We've also got a competition for one of those excellent Transformers videos I remember renting as a kid and an advert for Thundercats crisps.  What more could you want?

Cover by Martin Griffiths and Robin Bouttell
Resurrection!: Part One art by Will Simpson, colours by Steve White
The Coming of The Inhumanoids! pencils by James W. Fry, inks by Joe Del Beato and colours by Juliana Ferriter

COMMENTS HIGHLIGHTS:
@stealexanderuk - "I really liked The Inhumanoids.  It was a pretty weird strip I seem to remember."
@gazmondo595 - "Inhumanoids!  I loved reading that back up story.  I remember it being kinda scary too!  I never knew how the story ended? πŸ€”πŸ€”πŸ€”"
@theoinkblog - "@stealexanderuk, from when I read these about 12 years ago I seem to remember it ends on a cliffhanger.  I think the comic in the US was canned pretty quickly.  I remember being gutted as I was getting into it, too.  So, @gazmondo595, you'll find out soon then 😜"
@captainalexis - "Love Will Simpson's art.  So raw.  Mechanical faces.  Big chins.  In fact the Straxus possession is close to comic book horror.  Same as the limbo strip before this."
@the._inevitable.k - "Friend actually won one of the videos."


Phew!  Deep breath.  Okay, so I think I'm ready for more.  Are you?  If so, you can check out the first of March's issues right now on the blog's Instagram account by clicking on the camera icon above.  Both of the blog's social media accounts on Instagram and Twitter are public so you don't need to sign up to see them, but if you do you'll never miss an issue of Marvel UK's classic Transformers.

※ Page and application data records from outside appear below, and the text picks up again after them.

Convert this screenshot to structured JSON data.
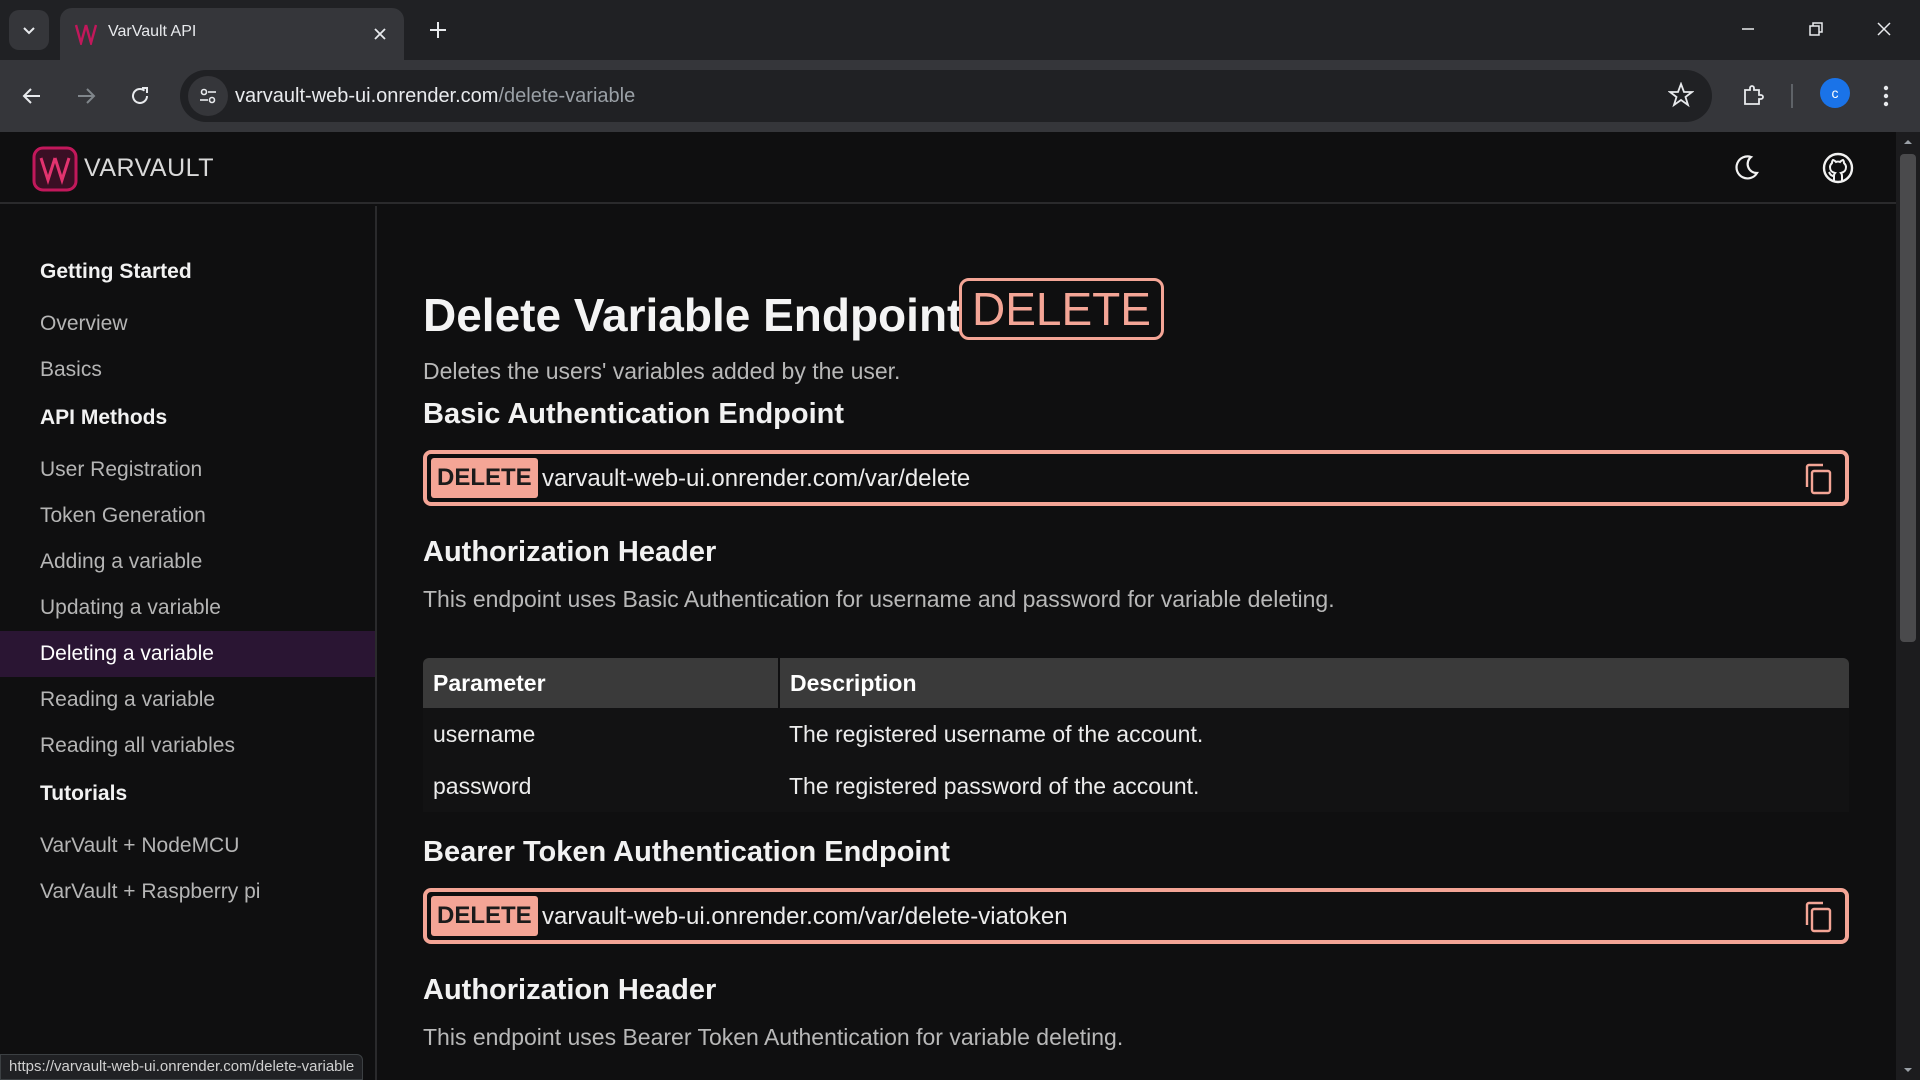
{
  "browser": {
    "tab_title": "VarVault API",
    "url_host": "varvault-web-ui.onrender.com",
    "url_path": "/delete-variable",
    "profile_initial": "c",
    "status_url": "https://varvault-web-ui.onrender.com/delete-variable"
  },
  "header": {
    "brand": "VARVAULT"
  },
  "sidebar": {
    "sections": [
      {
        "title": "Getting Started",
        "items": [
          "Overview",
          "Basics"
        ]
      },
      {
        "title": "API Methods",
        "items": [
          "User Registration",
          "Token Generation",
          "Adding a variable",
          "Updating a variable",
          "Deleting a variable",
          "Reading a variable",
          "Reading all variables"
        ]
      },
      {
        "title": "Tutorials",
        "items": [
          "VarVault + NodeMCU",
          "VarVault + Raspberry pi"
        ]
      }
    ],
    "active_item": "Deleting a variable"
  },
  "main": {
    "title": "Delete Variable Endpoint",
    "method": "DELETE",
    "description": "Deletes the users' variables added by the user.",
    "basic": {
      "heading": "Basic Authentication Endpoint",
      "verb": "DELETE",
      "endpoint": "varvault-web-ui.onrender.com/var/delete",
      "auth_heading": "Authorization Header",
      "auth_desc": "This endpoint uses Basic Authentication for username and password for variable deleting.",
      "table": {
        "headers": [
          "Parameter",
          "Description"
        ],
        "rows": [
          [
            "username",
            "The registered username of the account."
          ],
          [
            "password",
            "The registered password of the account."
          ]
        ]
      }
    },
    "bearer": {
      "heading": "Bearer Token Authentication Endpoint",
      "verb": "DELETE",
      "endpoint": "varvault-web-ui.onrender.com/var/delete-viatoken",
      "auth_heading": "Authorization Header",
      "auth_desc": "This endpoint uses Bearer Token Authentication for variable deleting."
    }
  },
  "colors": {
    "accent": "#f4a596",
    "active_bg": "#2a1533",
    "brand_logo": "#c2185b"
  }
}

On the photo sharing site you'll see all the photos, the mini write-ups and comments (please join in!), but if you only have access to Twitter never fret, there you'll see a couple of the photos and a handy link to check out the rest.

Come join in the fun, you might even see your name here next month!  If you prefer to just follow along on the blog feel free to comment here and the next dose of the Robots in Disguise will also be here on Thursday 4th April 2019.